In the same month that Trevitz reported the alleged incident involving her son, Herrington was accused of pushing a 9-year-old boy against a bathroom wall at Caughman Road Elementary School, according to a Richland County Sheriff’s Department report. Herrington was not charged in the alleged March 1, 2011, incident; a March 18, 2011, letter to him from Ouzts said there was “no evidence to substantiate the allegations,” and that Ouzts had heard “nothing further from law enforcement about any further investigation.”

Herrington was described in both police reports as 6 feet 5 inches tall, weighing 275 pounds.

York, the district’s spokeswoman, declined comment when asked by The Nerve about other alleged incidents involving Herrington.

Efforts by The Nerve to reach Herrington were unsuccessful. In a March 2, 2011, written statement about the alleged incident involving the 9-year-old boy, Herrington said he calmly discussed the boy’s reported “disruptive” behavior with the child in a bathroom to “avoid embarrassing him by speaking in front of all of the people in the hall.” Herrington said he suggested that the student “write a letter of apology to his teachers as a display of sincerity,” according to the statement.

As for the allegations involving Trevitz’s son, Ouzts in his April 18, 2011, letter to Herrington said Herrington contended the only incident he could recall involving Trevitz’s son was a November 2010 incident in which Trevitz called him and asked him to “come back to her classroom to help her get the child under control.”

“You indicate that when you arrived she gave you a plastic fly swatter and asked you to use it to spank the child,” Ouzts wrote. “You also recalled numerous incidents where you have been asked by the mother to intervene with other children in the family.”

Trevitz denied Herrington’s account when asked about it by The Nerve, describing it as a “lie.”

“Spanking is not allowed under Richland One policy,” she said.

In her March 31, 2011, report to Columbia police, Trevitz said her then-10-year-old daughter, who at the time was a student at Caughman Road Elementary School, witnessed the alleged assault on her brother.

Trevitz told The Nerve that her daughter saw Herrington, who had a yardstick, take her son, who was screaming at the time, into a school bathroom. She said her daughter continued to hear her brother scream in the bathroom and a short time later saw Herrington bring him out of the bathroom “by the collar of his shirt.”

The lawsuit against Herrington and others contends that Herrington hit the boy across the “buttocks, legs, hips, cheeks, and lips.”

‘Never Give In’

Trevitz told The Nerve that in January 2011 – about two months before she reported the alleged incident to police – she began noticing that her son was acting differently – not wanting to go to school, vomiting in and out of school, and developing a verbal tic that prevented him from speaking.

She said she later learned what happened after her son and daughter who witnessed the alleged incident were arguing one day at home, and her daughter blurted out to her brother, “If you don’t stop, I will tell Mr. Herrington.”

Trevitz said her son and daughter were interviewed in May 2011 by trained forensic interviewers at the Assessment & Resource Center, a nonprofit child-abuse evaluation and treatment center in Columbia.
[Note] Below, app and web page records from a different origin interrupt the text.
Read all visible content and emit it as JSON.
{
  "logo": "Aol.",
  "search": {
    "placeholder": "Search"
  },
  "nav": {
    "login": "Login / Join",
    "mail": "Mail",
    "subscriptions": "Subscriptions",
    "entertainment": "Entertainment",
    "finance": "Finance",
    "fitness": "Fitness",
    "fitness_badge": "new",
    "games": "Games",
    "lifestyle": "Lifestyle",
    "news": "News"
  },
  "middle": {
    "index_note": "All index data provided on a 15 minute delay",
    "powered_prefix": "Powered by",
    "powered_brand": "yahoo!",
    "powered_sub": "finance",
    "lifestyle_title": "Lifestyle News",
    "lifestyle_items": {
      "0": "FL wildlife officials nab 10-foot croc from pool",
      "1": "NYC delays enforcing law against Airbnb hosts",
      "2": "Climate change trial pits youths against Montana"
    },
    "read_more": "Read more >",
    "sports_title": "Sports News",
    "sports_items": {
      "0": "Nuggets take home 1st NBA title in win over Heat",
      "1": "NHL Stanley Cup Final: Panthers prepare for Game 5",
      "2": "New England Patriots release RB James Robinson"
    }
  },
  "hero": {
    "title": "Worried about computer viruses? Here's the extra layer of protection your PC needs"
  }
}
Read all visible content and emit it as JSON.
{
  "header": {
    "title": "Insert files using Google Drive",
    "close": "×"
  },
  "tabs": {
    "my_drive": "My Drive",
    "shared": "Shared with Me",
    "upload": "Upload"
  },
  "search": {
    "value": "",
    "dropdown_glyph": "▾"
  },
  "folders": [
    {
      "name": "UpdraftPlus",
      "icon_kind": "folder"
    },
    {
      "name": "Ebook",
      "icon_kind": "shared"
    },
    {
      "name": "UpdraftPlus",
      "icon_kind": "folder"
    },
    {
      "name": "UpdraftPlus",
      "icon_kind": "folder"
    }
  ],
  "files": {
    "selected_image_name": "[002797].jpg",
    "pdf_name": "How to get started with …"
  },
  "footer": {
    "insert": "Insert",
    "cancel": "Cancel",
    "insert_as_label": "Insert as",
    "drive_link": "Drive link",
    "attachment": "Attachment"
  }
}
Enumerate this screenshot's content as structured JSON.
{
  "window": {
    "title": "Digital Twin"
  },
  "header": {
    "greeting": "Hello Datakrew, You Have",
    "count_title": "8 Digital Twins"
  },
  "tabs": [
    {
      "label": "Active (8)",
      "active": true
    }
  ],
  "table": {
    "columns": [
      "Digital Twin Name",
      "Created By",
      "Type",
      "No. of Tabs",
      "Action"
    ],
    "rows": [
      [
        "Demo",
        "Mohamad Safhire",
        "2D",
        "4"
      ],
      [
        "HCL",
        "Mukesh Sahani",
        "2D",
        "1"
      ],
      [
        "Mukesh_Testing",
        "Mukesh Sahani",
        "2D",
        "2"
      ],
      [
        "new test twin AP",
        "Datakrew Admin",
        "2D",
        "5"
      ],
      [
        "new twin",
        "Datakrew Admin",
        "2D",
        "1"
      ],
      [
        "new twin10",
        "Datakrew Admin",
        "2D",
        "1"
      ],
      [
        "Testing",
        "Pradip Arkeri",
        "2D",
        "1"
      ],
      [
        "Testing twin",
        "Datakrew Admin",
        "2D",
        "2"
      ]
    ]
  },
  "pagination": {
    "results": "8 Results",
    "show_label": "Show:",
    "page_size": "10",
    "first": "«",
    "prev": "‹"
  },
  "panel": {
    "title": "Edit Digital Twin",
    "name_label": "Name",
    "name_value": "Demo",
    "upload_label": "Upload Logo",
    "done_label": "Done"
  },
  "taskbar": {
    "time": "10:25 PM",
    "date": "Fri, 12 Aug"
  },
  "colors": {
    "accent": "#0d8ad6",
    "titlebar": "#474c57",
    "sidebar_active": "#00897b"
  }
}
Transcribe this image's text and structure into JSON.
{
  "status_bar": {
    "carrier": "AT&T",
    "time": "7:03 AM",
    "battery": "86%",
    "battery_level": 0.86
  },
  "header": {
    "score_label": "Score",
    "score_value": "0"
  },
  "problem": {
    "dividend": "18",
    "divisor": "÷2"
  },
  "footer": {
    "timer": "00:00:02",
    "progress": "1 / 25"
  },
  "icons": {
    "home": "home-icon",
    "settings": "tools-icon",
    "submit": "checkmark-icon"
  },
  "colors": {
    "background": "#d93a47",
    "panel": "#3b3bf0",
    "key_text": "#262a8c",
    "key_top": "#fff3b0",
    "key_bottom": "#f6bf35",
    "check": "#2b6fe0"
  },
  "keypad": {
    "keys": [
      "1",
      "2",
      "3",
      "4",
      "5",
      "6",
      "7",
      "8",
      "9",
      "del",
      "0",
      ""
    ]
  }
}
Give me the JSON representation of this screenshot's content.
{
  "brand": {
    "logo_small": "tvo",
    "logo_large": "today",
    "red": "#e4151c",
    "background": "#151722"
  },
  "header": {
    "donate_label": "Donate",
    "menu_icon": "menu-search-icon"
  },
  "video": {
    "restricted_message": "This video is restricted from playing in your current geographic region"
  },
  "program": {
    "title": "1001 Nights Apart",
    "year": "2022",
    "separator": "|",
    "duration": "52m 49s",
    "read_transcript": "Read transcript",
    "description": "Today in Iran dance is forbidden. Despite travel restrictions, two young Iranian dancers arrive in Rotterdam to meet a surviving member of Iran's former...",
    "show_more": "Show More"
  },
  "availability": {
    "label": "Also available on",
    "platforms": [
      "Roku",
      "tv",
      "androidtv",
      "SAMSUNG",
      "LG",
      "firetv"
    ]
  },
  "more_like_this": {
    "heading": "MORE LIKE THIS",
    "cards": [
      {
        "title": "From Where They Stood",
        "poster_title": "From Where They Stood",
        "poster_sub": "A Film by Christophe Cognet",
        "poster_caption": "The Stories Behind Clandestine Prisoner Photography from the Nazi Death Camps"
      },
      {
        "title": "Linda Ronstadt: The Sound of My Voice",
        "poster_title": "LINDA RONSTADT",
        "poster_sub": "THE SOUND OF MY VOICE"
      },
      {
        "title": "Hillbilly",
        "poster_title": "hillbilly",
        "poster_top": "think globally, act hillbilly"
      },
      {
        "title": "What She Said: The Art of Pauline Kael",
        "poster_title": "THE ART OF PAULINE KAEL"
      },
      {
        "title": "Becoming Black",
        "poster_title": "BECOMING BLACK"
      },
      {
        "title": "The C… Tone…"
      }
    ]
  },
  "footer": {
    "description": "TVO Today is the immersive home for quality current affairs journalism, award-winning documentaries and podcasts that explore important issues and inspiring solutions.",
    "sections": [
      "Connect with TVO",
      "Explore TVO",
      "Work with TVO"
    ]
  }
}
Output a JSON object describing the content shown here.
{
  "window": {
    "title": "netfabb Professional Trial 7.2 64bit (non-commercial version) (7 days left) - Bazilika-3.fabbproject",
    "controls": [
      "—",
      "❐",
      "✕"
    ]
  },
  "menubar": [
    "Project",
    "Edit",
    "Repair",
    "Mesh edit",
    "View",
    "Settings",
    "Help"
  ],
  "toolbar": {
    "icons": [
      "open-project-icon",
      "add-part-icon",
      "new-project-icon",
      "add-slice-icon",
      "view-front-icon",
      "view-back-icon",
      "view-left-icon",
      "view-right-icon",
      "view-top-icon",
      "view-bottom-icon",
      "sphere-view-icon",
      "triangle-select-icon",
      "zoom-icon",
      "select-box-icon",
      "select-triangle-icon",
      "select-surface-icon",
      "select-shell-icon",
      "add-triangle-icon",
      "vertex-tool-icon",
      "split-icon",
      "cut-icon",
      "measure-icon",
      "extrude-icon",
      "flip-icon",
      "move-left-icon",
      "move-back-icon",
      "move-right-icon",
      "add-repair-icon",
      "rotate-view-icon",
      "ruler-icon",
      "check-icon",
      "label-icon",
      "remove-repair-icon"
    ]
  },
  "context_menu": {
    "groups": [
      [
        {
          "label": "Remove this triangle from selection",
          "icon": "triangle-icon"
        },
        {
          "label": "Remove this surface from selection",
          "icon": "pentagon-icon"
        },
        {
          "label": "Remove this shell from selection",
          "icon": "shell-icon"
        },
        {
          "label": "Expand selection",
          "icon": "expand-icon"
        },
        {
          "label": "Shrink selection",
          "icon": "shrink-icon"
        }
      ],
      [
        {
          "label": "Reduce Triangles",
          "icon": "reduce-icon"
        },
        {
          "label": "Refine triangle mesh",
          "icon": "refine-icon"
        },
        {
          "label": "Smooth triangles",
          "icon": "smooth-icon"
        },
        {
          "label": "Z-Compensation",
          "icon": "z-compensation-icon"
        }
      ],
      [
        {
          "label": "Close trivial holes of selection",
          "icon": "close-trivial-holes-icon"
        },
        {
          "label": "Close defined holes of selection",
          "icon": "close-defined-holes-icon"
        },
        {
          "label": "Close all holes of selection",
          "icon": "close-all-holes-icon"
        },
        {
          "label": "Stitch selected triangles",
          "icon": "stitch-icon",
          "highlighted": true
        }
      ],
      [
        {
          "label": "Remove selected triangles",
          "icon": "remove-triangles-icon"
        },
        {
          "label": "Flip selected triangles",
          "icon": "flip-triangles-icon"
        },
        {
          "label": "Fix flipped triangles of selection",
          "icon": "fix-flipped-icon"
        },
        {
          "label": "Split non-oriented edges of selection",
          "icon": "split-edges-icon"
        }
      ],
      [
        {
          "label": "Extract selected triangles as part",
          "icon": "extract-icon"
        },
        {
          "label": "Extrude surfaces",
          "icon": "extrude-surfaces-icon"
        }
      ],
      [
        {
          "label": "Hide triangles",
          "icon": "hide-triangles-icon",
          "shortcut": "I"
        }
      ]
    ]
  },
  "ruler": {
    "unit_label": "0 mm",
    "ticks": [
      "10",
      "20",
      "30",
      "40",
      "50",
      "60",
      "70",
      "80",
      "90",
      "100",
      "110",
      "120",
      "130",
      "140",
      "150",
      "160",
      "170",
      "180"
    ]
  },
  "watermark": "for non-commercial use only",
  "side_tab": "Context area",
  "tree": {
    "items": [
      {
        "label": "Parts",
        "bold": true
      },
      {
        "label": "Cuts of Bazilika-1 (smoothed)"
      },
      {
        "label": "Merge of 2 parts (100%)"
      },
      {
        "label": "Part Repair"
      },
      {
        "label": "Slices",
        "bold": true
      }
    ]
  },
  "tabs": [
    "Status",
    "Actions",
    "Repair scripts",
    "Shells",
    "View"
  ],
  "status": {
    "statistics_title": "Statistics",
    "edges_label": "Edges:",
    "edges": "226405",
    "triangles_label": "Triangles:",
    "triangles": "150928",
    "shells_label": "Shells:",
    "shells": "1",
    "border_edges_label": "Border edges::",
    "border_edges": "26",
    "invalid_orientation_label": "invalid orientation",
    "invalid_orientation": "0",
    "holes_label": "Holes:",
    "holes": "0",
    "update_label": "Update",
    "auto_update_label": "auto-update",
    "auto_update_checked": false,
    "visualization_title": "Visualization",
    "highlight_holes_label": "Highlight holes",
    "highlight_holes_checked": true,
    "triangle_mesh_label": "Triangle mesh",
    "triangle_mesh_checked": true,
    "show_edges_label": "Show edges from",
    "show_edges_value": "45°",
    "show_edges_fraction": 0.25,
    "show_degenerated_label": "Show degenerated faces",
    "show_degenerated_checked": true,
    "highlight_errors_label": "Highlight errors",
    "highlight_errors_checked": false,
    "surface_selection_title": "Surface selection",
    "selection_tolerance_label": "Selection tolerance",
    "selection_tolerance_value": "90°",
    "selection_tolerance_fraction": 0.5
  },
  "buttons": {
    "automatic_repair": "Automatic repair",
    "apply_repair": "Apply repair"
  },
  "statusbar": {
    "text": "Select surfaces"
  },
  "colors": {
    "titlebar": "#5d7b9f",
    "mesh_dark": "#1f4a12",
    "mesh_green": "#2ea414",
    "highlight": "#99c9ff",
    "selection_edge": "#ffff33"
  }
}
She said her children’s accounts were “deemed reliable and credible.”

Trevitz said her son suffered emotional and academic problems after the alleged incident. She also said the ordeal has taken a toll on her emotionally as well; the lawsuit contends that Trevitz and her husband have suffered “severe emotional distress resulting in mental distress, fear, and nervousness.”

Still, Trevitz said she refuses to give up her fight. During a recent interview with The Nerve, she wore a necklace inscribed with the famous “Never give in” saying by Winston Churchill. She said she wears the necklace often these days.

“I cannot give up until my children and the children of others are safe from harm,” Trevitz said.

Reach Brundrett at (803) 254-4411 or rick@thenerve.org. Follow him on Twitter @thenerve_rick. Follow The Nerve on Facebook and Twitter @thenervesc.